(Source material Opens)

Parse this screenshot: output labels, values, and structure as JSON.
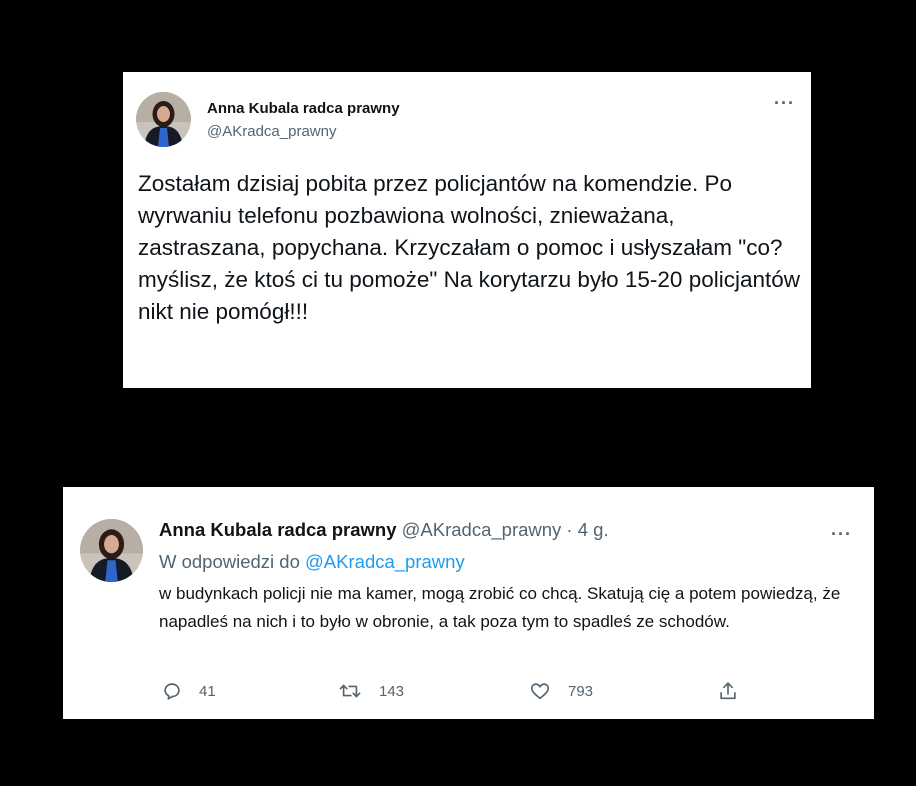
{
  "tweet_main": {
    "author_name": "Anna Kubala radca prawny",
    "author_handle": "@AKradca_prawny",
    "more_label": "···",
    "text": "Zostałam dzisiaj pobita przez policjantów na komendzie. Po wyrwaniu telefonu pozbawiona wolności, znieważana, zastraszana, popychana. Krzyczałam o pomoc i usłyszałam \"co? myślisz, że ktoś ci tu pomoże\" Na korytarzu było 15-20 policjantów nikt nie pomógł!!!"
  },
  "tweet_reply": {
    "author_name": "Anna Kubala radca prawny",
    "author_handle_time": "@AKradca_prawny · 4 g.",
    "more_label": "···",
    "reply_prefix": "W odpowiedzi do",
    "reply_to": "@AKradca_prawny",
    "text": "w budynkach policji nie ma kamer, mogą zrobić co chcą. Skatują cię a potem powiedzą, że napadleś na nich i to było w obronie, a tak poza tym to spadleś ze schodów.",
    "actions": {
      "replies": "41",
      "retweets": "143",
      "likes": "793"
    }
  },
  "colors": {
    "background": "#000000",
    "card": "#ffffff",
    "text": "#0f1419",
    "muted": "#536471",
    "link": "#1d9bf0"
  },
  "icons": [
    "avatar-photo",
    "more-icon",
    "reply-icon",
    "retweet-icon",
    "like-icon",
    "share-icon"
  ]
}
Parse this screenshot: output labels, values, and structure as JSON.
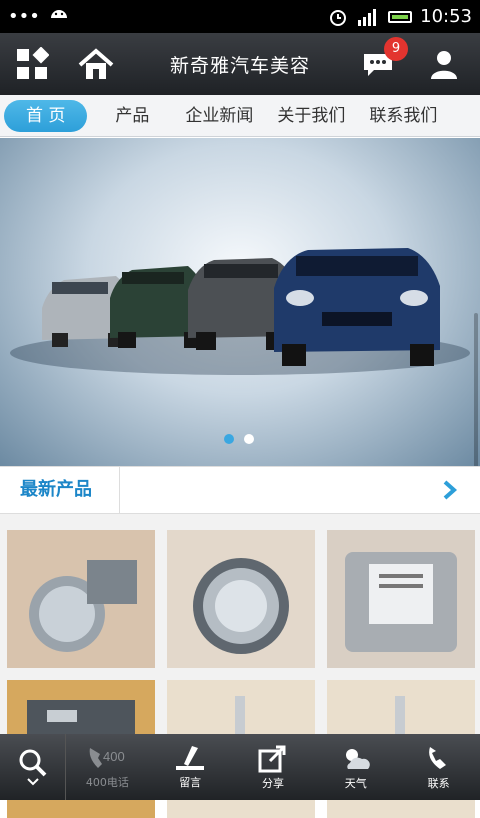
{
  "status_bar": {
    "dots": "•••",
    "time": "10:53"
  },
  "header": {
    "title": "新奇雅汽车美容",
    "message_count": "9"
  },
  "tabs": [
    "首 页",
    "产品",
    "企业新闻",
    "关于我们",
    "联系我们"
  ],
  "banner": {
    "slide_count": 2,
    "active_slide": 1
  },
  "section": {
    "title": "最新产品"
  },
  "bottom_bar": {
    "call_label": "400电话",
    "call_icon_text": "400",
    "message_label": "留言",
    "share_label": "分享",
    "weather_label": "天气",
    "contact_label": "联系"
  },
  "colors": {
    "accent": "#2d9fd9",
    "section_title": "#1c86c8",
    "badge": "#e3342f"
  }
}
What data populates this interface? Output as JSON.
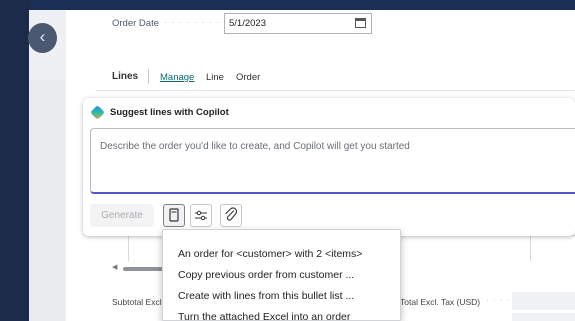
{
  "order_date": {
    "label": "Order Date",
    "dots": "· · · · · · · · · · · ·",
    "value": "5/1/2023"
  },
  "lines_bar": {
    "title": "Lines",
    "links": [
      "Manage",
      "Line",
      "Order"
    ]
  },
  "copilot": {
    "title": "Suggest lines with Copilot",
    "placeholder": "Describe the order you'd like to create, and Copilot will get you started",
    "generate_label": "Generate"
  },
  "prompt_menu": {
    "items": [
      "An order for <customer> with 2 <items>",
      "Copy previous order from customer ...",
      "Create with lines from this bullet list ...",
      "Turn the attached Excel into an order"
    ]
  },
  "totals": {
    "subtotal_label": "Subtotal Excl. Tax (USD)",
    "tax_label": "Total Excl. Tax (USD)",
    "tax_dots": "· · · ·"
  }
}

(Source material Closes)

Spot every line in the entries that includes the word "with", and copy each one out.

### Written answer
    "title": "Suggest lines with Copilot",
      "An order for <customer> with 2 <items>",
      "Create with lines from this bullet list ...",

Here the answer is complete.